[Opening Supplied records section]

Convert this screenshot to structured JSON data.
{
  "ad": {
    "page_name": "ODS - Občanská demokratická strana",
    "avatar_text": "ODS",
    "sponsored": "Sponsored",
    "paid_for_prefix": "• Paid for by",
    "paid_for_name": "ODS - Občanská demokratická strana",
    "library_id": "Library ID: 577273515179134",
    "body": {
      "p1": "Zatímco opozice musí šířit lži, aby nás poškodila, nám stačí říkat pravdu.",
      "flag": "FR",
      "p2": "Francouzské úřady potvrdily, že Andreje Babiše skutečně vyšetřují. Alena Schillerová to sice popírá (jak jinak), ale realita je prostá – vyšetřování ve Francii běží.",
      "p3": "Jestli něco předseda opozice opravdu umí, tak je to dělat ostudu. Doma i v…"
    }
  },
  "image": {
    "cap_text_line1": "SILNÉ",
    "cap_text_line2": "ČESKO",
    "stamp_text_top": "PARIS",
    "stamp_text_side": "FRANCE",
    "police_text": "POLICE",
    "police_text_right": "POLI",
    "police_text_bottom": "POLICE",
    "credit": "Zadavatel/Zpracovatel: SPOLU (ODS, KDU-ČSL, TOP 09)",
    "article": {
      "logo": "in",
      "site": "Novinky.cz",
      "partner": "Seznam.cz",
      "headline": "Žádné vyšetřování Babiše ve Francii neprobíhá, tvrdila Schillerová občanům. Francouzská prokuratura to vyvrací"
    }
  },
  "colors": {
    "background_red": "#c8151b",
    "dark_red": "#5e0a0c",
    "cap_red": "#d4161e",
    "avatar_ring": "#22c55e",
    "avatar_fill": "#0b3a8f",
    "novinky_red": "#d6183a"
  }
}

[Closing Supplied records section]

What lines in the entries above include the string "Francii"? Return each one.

Response below —
      "p2": "Francouzské úřady potvrdily, že Andreje Babiše skutečně vyšetřují. Alena Schillerová to sice popírá (jak jinak), ale realita je prostá – vyšetřování ve Francii běží.",
      "headline": "Žádné vyšetřování Babiše ve Francii neprobíhá, tvrdila Schillerová občanům. Francouzská prokuratura to vyvrací"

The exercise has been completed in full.